2. Think of Your Audience
Designing for yourself is so tempting. After all, your website should be a reflection of YOU! It’s your home on the web! Except that it really isn’t.
Unless you’re writing a personal blog for yourself, and don’t care if anyone else ever sees it, you’re just the one hosting the little get together for your audience.
Before you can create the list that really works for you, you have to know your audience. Understanding who they are and what they need from a visit to your website is a game-changer. Instead of guessing at what is going to work and riding the wave of every popular opinion and marketing gimmick, you’ll have solid strategy baking up every decision.
3. Create Categories
Once you have your audience in mind, it’s time to create categories for your website to-do list so that you can start sorting your tasks. Your categories should fit into your workflow, and can be customized. I recommend starting with something like the following:
This category is for tasks that are critical to being able to serve your audience.
These are tasks that build trust and improve your audience’s experience on your website.
These are changes that are nice, but don’t necessarily solve a problem for your audience.
These are changes that seem like a good idea, but will actually make serving your audience more difficult.
4. Sort Your Tasks by Priority
Step 3 undoubtedly has you thinking about your list, but please don’t stop yet!
Writing your organized list in categories is essential to creating a plan of action that will keep you on track.

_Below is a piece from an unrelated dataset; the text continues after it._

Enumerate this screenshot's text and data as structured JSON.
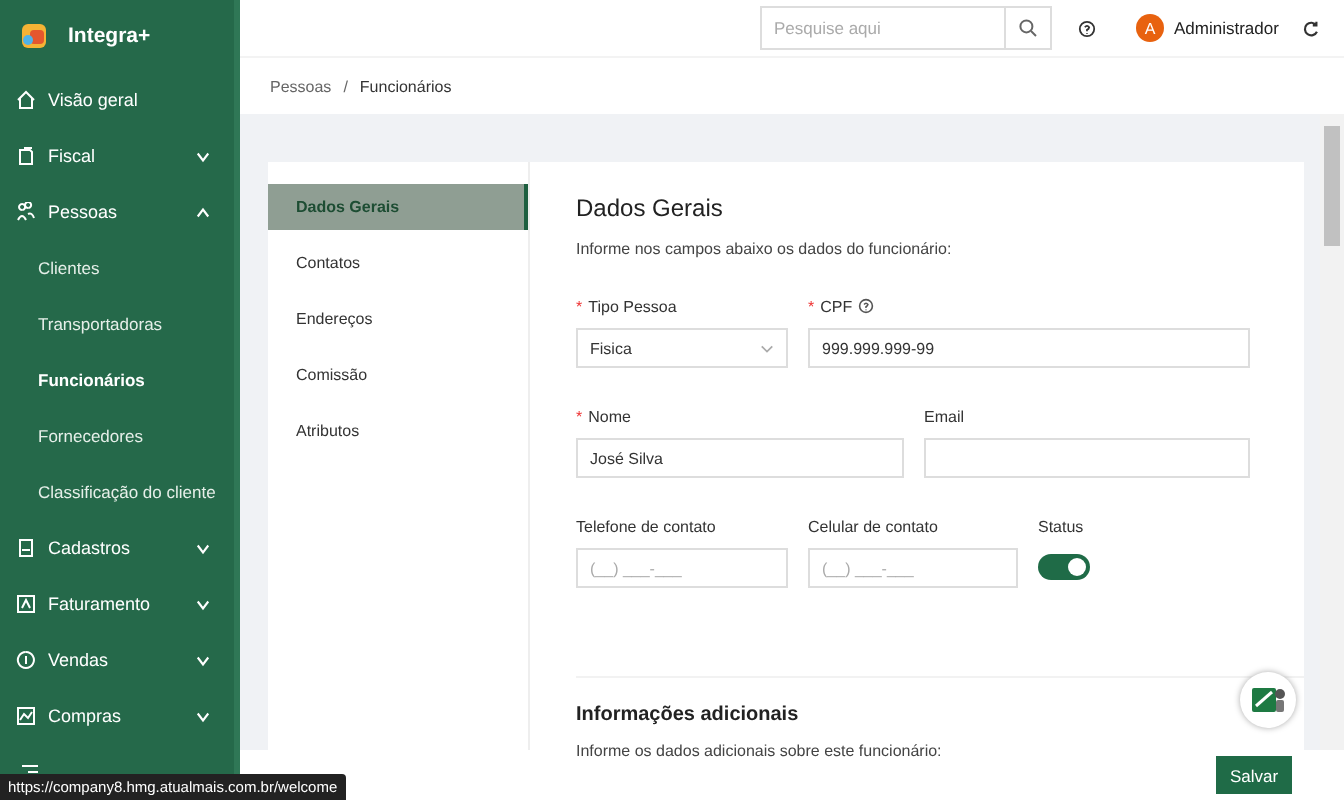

Having your sorted list written down is the only way to keep your head when the sparkly, glittery, shiny object syndrome strikes.
Some examples of essential tasks might be:
- Broken links to essential products or pages
- Broken widgets or plug-ins
- Site security issues such as SSL certificates, etc.
- Updates to WordPress, plugins, themes, etc. – especially if there are security fixes
- Missing pages or information about your product or service
- Outdated contact information
Important tasks might include:
- Design changes to improve readability
- Improvements to navigation menus and titles
- SEO optimization
- Accessibility improvements
- Making sure copy is clear and not misleading
- Improving branding to connect better with your client
- Building trust (consistent voice, social proof, case studies)
- Correcting any outdated information
- Correcting other links
- Ensuring branding is consistent on social media channels
A few useful tasks could be:
- Archive out-of-date articles
- Freshen up web design or copy
- Update photos
- Add a new design element
Don’t do these, no matter how tempting they seem:
- Trendy design elements that distract your audience from your message
- Marketing techniques that aren’t a good fit for your audience
- Design elements or copy that could cause misunderstanding
- Animations that slow your site down without doing anything to build audience relationships
Act on Your Plan
Now that you’ve got a prioritized to-do list, you’re ready to get to work. For projects you’ll be handling yourself, consider setting aside regular blocks of time to make your updates. If you will be working with a designer or developer to solve various challenges, your list will help you both focus on the most important updates. Being able to communicate your needs clearly will save time and money.
Avoid getting distracted by less-important projects, but if you have tasks that combine easily, feel free to tackle them together! For instance, if you’re going through all of your old articles to update broken links, and run across some that need to be archived, it’s a great use of time to just click to archive while the article is in front of you, even though that task falls lower down in your priorities.
Save your wishes for wells, and dandelions, and birthday candles. Save your wish list for laundry and dishes. You won’t need them for your website to-do list anymore, because your website to-do list is now a strategic PLAN that will really work for you!